On Christmas night, when all the festivities were over I settled down to read a book given to me by one of my daughters and found myself so engrossed that I read it from cover to cover in one sitting. The book was The Well Connected Gardener- the biography of Alicia Amherst by Sue Minter. Alicia Amherst is almost unknown, even in gardening circles, and yet she was as formidable in her time as Gertrude Jekyll and Ellen Willmott (with whom she was friends). In 1895, when she was only 29, she wrote The History of Gardening in Britain and became one of the great horticulturalists of the Victorian and Edwardian eras.
One of her greatest achievements was the restoration of the gardens at Lytchett Heath in Dorset. Nowadays we feel really intrepid if, instead of buying plants through the RHS Plantfinder on the internet, we venture out to a nursery to select them. Alicia Amherst really was intrepid and she collected a good proportion of her plants herself from the wild.
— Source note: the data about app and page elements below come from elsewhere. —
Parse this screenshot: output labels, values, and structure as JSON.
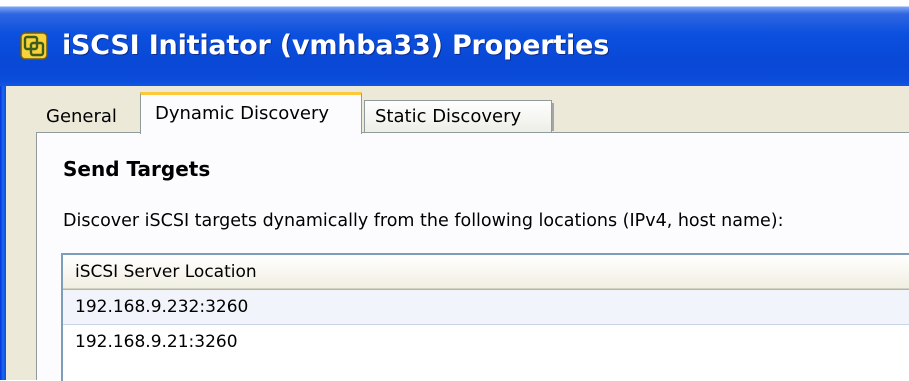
{
  "window": {
    "title": "iSCSI Initiator (vmhba33) Properties",
    "icon": "vmware-icon"
  },
  "tabs": [
    {
      "label": "General",
      "active": false
    },
    {
      "label": "Dynamic Discovery",
      "active": true
    },
    {
      "label": "Static Discovery",
      "active": false
    }
  ],
  "panel": {
    "section_title": "Send Targets",
    "description": "Discover iSCSI targets dynamically from the following locations (IPv4, host name):"
  },
  "table": {
    "column_header": "iSCSI Server Location",
    "rows": [
      "192.168.9.232:3260",
      "192.168.9.21:3260"
    ],
    "selected_index": 0
  },
  "colors": {
    "titlebar": "#0b50df",
    "active_tab_accent": "#ffc83c",
    "dialog_bg": "#ece9d8"
  }
}
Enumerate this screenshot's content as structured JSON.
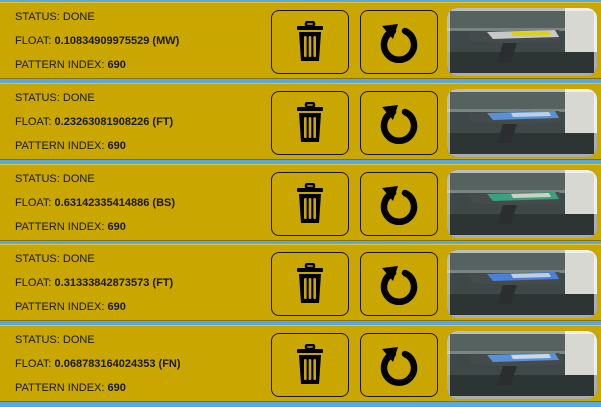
{
  "labels": {
    "status": "STATUS:",
    "float": "FLOAT:",
    "pattern": "PATTERN INDEX:"
  },
  "icons": {
    "delete": "trash-icon",
    "reload": "refresh-icon"
  },
  "colors": {
    "row_background": "#c9a600",
    "page_background": "#5aa8dc",
    "icon": "#000000"
  },
  "items": [
    {
      "status": "DONE",
      "float": "0.10834909975529 (MW)",
      "pattern_index": "690",
      "skin_colors": [
        "#c8c8c8",
        "#e0d000"
      ]
    },
    {
      "status": "DONE",
      "float": "0.23263081908226 (FT)",
      "pattern_index": "690",
      "skin_colors": [
        "#5a90d8",
        "#c8d8e8"
      ]
    },
    {
      "status": "DONE",
      "float": "0.63142335414886 (BS)",
      "pattern_index": "690",
      "skin_colors": [
        "#3aa080",
        "#d8d8c8"
      ]
    },
    {
      "status": "DONE",
      "float": "0.31333842873573 (FT)",
      "pattern_index": "690",
      "skin_colors": [
        "#4a80d8",
        "#c8d8e8"
      ]
    },
    {
      "status": "DONE",
      "float": "0.068783164024353 (FN)",
      "pattern_index": "690",
      "skin_colors": [
        "#5a90d8",
        "#d8e0ea"
      ]
    }
  ]
}
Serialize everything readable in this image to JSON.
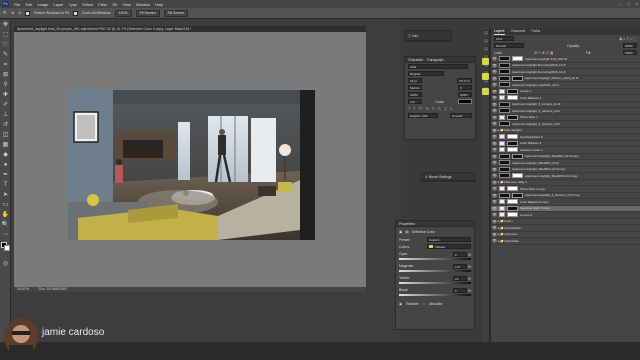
{
  "menubar": {
    "app_icon": "Ps",
    "items": [
      "File",
      "Edit",
      "Image",
      "Layer",
      "Type",
      "Select",
      "Filter",
      "3D",
      "View",
      "Window",
      "Help"
    ]
  },
  "options_bar": {
    "resize_label": "Resize Windows to Fit",
    "zoom_all_label": "Zoom All Windows",
    "btn_100": "100%",
    "fit_screen": "Fit Screen",
    "fill_screen": "Fill Screen"
  },
  "document": {
    "tab_title": "Apartment_daylight final_50 people_WD adjustment PSD 02 @ 16.7% (Selective Color 4 copy, Layer Mask/16) *",
    "zoom": "16.67%",
    "doc_size": "Doc: 54.9M/5.06G"
  },
  "info_panel": {
    "title": "Info"
  },
  "character_panel": {
    "tabs": [
      "Character",
      "Paragraph"
    ],
    "font_family": "Arial",
    "font_style": "Regular",
    "size": "24 pt",
    "leading": "30.17 pt",
    "kerning": "Metrics",
    "tracking": "0",
    "scale_v": "100%",
    "scale_h": "100%",
    "baseline": "0 pt",
    "color_label": "Color:",
    "language": "English: USA",
    "aa": "Smooth"
  },
  "brush_panel": {
    "title": "Brush Settings"
  },
  "properties_panel": {
    "title": "Properties",
    "subtitle": "Selective Color",
    "preset_label": "Preset:",
    "preset_value": "Custom",
    "colors_label": "Colors:",
    "colors_value": "Yellows",
    "channels": [
      {
        "name": "Cyan:",
        "value": "0",
        "unit": "%"
      },
      {
        "name": "Magenta:",
        "value": "+13",
        "unit": "%"
      },
      {
        "name": "Yellow:",
        "value": "+6",
        "unit": "%"
      },
      {
        "name": "Black:",
        "value": "0",
        "unit": "%"
      }
    ],
    "relative": "Relative",
    "absolute": "Absolute"
  },
  "layers_panel": {
    "tabs": [
      "Layers",
      "Channels",
      "Paths"
    ],
    "kind": "Kind",
    "blend": "Normal",
    "opacity_label": "Opacity:",
    "opacity": "100%",
    "lock_label": "Lock:",
    "fill_label": "Fill:",
    "fill": "100%",
    "rows": [
      {
        "name": "Apartment daylight final_M14.tif",
        "type": "img",
        "sel": false
      },
      {
        "name": "Apartment daylight floor+Rug0015_HI.tif",
        "type": "img",
        "sel": false
      },
      {
        "name": "Apartment daylight floor+Rug0016_HI.tif",
        "type": "img",
        "sel": false
      },
      {
        "name": "Apartment daylight_Kitchen_wash_HI.tif",
        "type": "img",
        "sel": false
      },
      {
        "name": "Apartment daylight_wash001_HI.tif",
        "type": "img",
        "sel": false
      },
      {
        "name": "Levels 1",
        "type": "adj",
        "sel": false
      },
      {
        "name": "Color Balance 1",
        "type": "adj",
        "sel": false
      },
      {
        "name": "Apartment daylight_fl_curtains_HI.tif",
        "type": "img",
        "sel": false
      },
      {
        "name": "Apartment daylight_fl_window_HI.tif",
        "type": "img",
        "sel": false
      },
      {
        "name": "Photo Filter 1",
        "type": "adj",
        "sel": false
      },
      {
        "name": "Apartment daylight_fl_window_HI.tif",
        "type": "img",
        "sel": false
      },
      {
        "name": "Ff&e daylight",
        "type": "grp",
        "sel": false
      },
      {
        "name": "Hue/Saturation 8",
        "type": "adj",
        "sel": false
      },
      {
        "name": "Color Balance 6",
        "type": "adj",
        "sel": false
      },
      {
        "name": "Selective Color 3",
        "type": "adj",
        "sel": false
      },
      {
        "name": "Apartment daylight_ff&e0001_HI.tif copy",
        "type": "img",
        "sel": false
      },
      {
        "name": "Apartment daylight_ff&e0003_HI.tif",
        "type": "img",
        "sel": false
      },
      {
        "name": "Apartment daylight_ff&e0004_HI.tif copy",
        "type": "img",
        "sel": false
      },
      {
        "name": "Apartment daylight_ff&e0005 HI.tif copy",
        "type": "img",
        "sel": false
      },
      {
        "name": "Ff&e Hue utility 1",
        "type": "grp",
        "sel": false
      },
      {
        "name": "Photo Filter 2 copy",
        "type": "adj",
        "sel": false
      },
      {
        "name": "Apartment daylight_fl_window_HI.tif copy",
        "type": "img",
        "sel": false
      },
      {
        "name": "Color Balance 6 copy",
        "type": "adj",
        "sel": false
      },
      {
        "name": "Selective Color 4 copy",
        "type": "adj",
        "sel": true
      },
      {
        "name": "Curves 2",
        "type": "adj",
        "sel": false
      },
      {
        "name": "Color+",
        "type": "grp",
        "sel": false
      },
      {
        "name": "ColourMask+",
        "type": "grp",
        "sel": false
      },
      {
        "name": "Light Gel+",
        "type": "grp",
        "sel": false
      },
      {
        "name": "Light Matte",
        "type": "grp",
        "sel": false
      }
    ]
  },
  "presenter": {
    "name": "jamie cardoso"
  },
  "colors": {
    "accent_yellow": "#d8d74a",
    "panel_bg": "#454545",
    "selected_row": "#6a6a6a"
  }
}
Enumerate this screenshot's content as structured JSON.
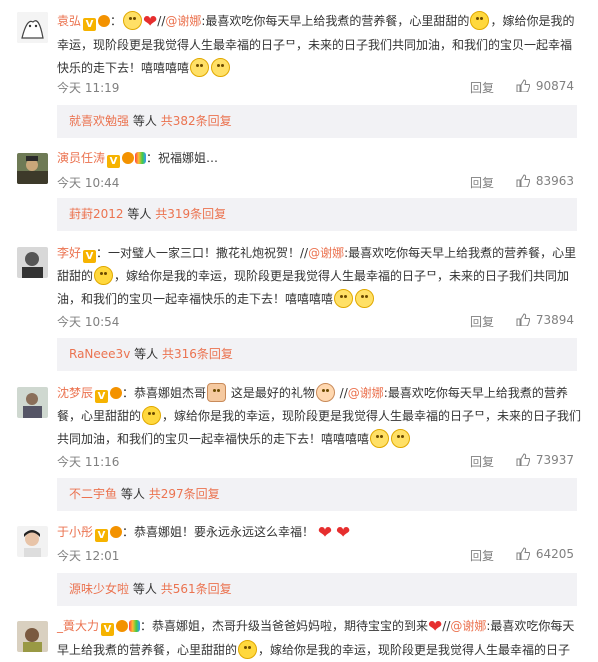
{
  "comments": [
    {
      "user": "袁弘",
      "text_parts": [
        "//",
        "@谢娜",
        ":最喜欢吃你每天早上给我煮的营养餐，心里甜甜的",
        "，嫁给你是我的幸运，现阶段更是我觉得人生最幸福的日子ᄆ，未来的日子我们共同加油，和我们的宝贝一起幸福快乐的走下去！嘻嘻嘻嘻"
      ],
      "time": "今天 11:19",
      "reply": "回复",
      "likes": "90874",
      "reply_user": "就喜欢勉强",
      "reply_mid": "等人",
      "reply_count": "共382条回复"
    },
    {
      "user": "演员任涛",
      "text_parts": [
        "：祝福娜姐…"
      ],
      "time": "今天 10:44",
      "reply": "回复",
      "likes": "83963",
      "reply_user": "葑葑2012",
      "reply_mid": "等人",
      "reply_count": "共319条回复"
    },
    {
      "user": "李好",
      "text_parts": [
        "：一对璧人一家三口！撒花礼炮祝贺！//",
        "@谢娜",
        ":最喜欢吃你每天早上给我煮的营养餐，心里甜甜的",
        "，嫁给你是我的幸运，现阶段更是我觉得人生最幸福的日子ᄆ，未来的日子我们共同加油，和我们的宝贝一起幸福快乐的走下去！嘻嘻嘻嘻"
      ],
      "time": "今天 10:54",
      "reply": "回复",
      "likes": "73894",
      "reply_user": "RaNeee3v",
      "reply_mid": "等人",
      "reply_count": "共316条回复"
    },
    {
      "user": "沈梦辰",
      "text_parts": [
        "：恭喜娜姐杰哥",
        " 这是最好的礼物",
        " //",
        "@谢娜",
        ":最喜欢吃你每天早上给我煮的营养餐，心里甜甜的",
        "，嫁给你是我的幸运，现阶段更是我觉得人生最幸福的日子ᄆ，未来的日子我们共同加油，和我们的宝贝一起幸福快乐的走下去！嘻嘻嘻嘻"
      ],
      "time": "今天 11:16",
      "reply": "回复",
      "likes": "73937",
      "reply_user": "不二宇鱼",
      "reply_mid": "等人",
      "reply_count": "共297条回复"
    },
    {
      "user": "于小彤",
      "text_parts": [
        "：恭喜娜姐！要永远永远这么幸福！"
      ],
      "time": "今天 12:01",
      "reply": "回复",
      "likes": "64205",
      "reply_user": "源味少女啦",
      "reply_mid": "等人",
      "reply_count": "共561条回复"
    },
    {
      "user": "_蕢大力",
      "text_parts": [
        "：恭喜娜姐，杰哥升级当爸爸妈妈啦，期待宝宝的到来",
        "//",
        "@谢娜",
        ":最喜欢吃你每天早上给我煮的营养餐，心里甜甜的",
        "，嫁给你是我的幸运，现阶段更是我觉得人生最幸福的日子"
      ]
    }
  ]
}
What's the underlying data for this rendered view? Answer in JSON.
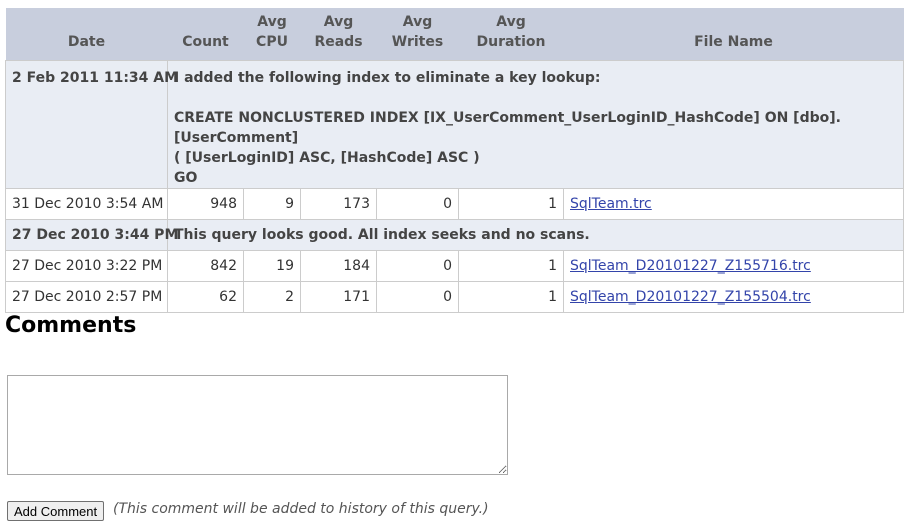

This is what she wrote in 1931:
“The latest additions to the gardens are type tulips dug up be our son, Robert, in Kurdistan last June. The cypress I collected on the Mount of Olives has been standing out since 1898 and has not suffered during any hard winters. The greenhouse too has had many contributions from overseas. In 1899 my husband and I collected and delivered specimens for Kew in Southern Rhodesia and in a few weeks found no fewer than forty new species. The showy Haemanthus Cecilae has flowered well but once, and is no more, but a new variety of Gloriosa, named by Mr Baker of Kew from our dried specimen, G superba lutea, is a joy every year.”